  • Sessions tend to be swayed by who is at them, so if you are determined to get specific outcomes, make sure that is clear in your pitch.  Sometimes an intended working session becomes a tutorial; sometimes a discussion splits out to some folks discussing and some developers going heads-down to improve the code.  Sometimes the pitch clarifies that multiple sessions are desired, for different outcomes.

  • It’s okay to suggest a session like “Is there someone here who can do an intro to xyz for n00bs?  I need to learn more about xyz.”  You may find other folks who want to learn about xyz, or maybe it will turn into a one-on-one during a break or lunch.

  • Make use of the breaks, meals and social times to talk about topics that interest you, especially if you have a session conflict or want to discuss something not on the schedule.  Many an extra topic gets squeezed in this way.  And of course, simply enjoy yourself socializing, too!

  • The schedule can be tweaked as we go, since new topics arise and existing topics sometimes have interest fade due to social time discussions or previous sessions.

  • Generally, there will be designated places for “breakouts” where you can duck out to write some code, draft a spec, or have a discussion.  Attendees are encouraged to join each other for heads-down work, even when they are working separately.  You are also welcome to seek out a Stanford employee at their desk (e.g. if a developer has “opted out” for some sessions).  Take advantage of opportunities to network with folks in this community, even if you’re only working near each other in a room.

  • This is a community built on mutual respect, which means that the code of conduct ( is central to our interactions. If you feel unsafe confronting a disrespectful or harassing situation, know that the hosts and self-identified helpers have your back. There is a procedure for working through problems, and we are committed to helping you.

  • It’s about the people and the work.  LDCX builds our community, forging closer relationships among people sharing similar problems and solutions.  You have sucessfully hacked LDCX if:

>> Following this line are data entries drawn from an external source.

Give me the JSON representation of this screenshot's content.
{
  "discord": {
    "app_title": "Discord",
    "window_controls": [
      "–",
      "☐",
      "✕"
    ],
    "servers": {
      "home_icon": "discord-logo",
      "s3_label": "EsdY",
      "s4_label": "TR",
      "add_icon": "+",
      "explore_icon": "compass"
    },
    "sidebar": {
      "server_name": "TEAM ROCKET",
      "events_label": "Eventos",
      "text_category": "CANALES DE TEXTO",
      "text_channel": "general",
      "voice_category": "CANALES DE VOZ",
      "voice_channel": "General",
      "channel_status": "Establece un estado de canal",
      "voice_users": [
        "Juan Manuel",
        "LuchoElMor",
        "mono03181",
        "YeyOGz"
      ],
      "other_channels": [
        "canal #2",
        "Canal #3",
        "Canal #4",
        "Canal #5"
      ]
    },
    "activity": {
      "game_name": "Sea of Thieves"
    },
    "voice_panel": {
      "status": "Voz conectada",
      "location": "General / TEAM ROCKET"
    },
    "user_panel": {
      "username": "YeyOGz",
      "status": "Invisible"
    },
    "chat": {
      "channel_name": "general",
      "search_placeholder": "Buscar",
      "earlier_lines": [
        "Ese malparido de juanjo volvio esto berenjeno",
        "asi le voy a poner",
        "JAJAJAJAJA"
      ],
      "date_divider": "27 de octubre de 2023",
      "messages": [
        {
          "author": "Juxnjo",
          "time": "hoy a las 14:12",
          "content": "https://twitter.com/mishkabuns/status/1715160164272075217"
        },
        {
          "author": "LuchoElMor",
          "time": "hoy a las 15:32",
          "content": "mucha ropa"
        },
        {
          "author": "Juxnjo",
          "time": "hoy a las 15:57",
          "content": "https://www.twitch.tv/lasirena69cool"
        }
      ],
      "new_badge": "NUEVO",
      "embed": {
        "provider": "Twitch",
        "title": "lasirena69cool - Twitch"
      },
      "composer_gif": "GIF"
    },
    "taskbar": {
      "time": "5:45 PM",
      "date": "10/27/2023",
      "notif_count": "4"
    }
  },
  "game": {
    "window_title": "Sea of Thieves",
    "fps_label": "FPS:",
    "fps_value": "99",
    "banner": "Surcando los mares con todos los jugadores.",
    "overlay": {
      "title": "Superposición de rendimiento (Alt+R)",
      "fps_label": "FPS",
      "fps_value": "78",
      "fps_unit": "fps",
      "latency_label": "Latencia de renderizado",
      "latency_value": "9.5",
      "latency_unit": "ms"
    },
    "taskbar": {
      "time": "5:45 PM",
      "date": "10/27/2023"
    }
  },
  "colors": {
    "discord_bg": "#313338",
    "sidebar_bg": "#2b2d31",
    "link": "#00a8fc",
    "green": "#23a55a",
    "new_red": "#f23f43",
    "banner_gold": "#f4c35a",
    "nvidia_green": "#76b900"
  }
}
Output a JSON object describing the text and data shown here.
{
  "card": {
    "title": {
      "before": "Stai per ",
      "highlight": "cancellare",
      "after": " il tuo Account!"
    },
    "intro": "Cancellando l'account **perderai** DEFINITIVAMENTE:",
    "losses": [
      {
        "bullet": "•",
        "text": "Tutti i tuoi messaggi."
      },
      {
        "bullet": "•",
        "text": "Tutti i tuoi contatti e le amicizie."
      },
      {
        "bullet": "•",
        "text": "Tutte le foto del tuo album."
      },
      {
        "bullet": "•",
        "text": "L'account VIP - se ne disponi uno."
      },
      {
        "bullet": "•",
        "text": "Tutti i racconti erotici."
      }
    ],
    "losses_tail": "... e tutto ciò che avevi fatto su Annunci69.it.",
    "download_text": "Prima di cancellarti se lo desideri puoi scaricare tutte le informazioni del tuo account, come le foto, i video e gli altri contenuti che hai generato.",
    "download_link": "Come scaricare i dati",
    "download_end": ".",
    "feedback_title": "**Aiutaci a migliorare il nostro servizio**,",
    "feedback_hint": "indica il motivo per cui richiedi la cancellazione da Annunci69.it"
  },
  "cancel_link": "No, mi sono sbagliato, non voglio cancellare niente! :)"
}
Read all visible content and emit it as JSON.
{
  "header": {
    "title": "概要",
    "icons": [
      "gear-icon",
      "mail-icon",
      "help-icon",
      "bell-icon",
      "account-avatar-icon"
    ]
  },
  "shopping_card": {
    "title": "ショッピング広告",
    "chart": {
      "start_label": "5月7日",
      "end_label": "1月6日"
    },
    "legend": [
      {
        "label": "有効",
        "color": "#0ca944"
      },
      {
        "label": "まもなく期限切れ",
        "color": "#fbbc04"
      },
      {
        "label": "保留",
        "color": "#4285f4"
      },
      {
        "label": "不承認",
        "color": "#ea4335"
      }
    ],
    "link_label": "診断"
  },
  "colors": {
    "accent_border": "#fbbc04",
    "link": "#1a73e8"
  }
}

    • you discovered some work being done that is relevant to your work
    • you met some colleagues doing relevant work
    • ...and you want to keep working with them
    • you deepened relationships with colleagues you already know
    • you got some help with a problem your institution faces
    • a new solution surfaced for addressing your work
    • you shared your solution to a problem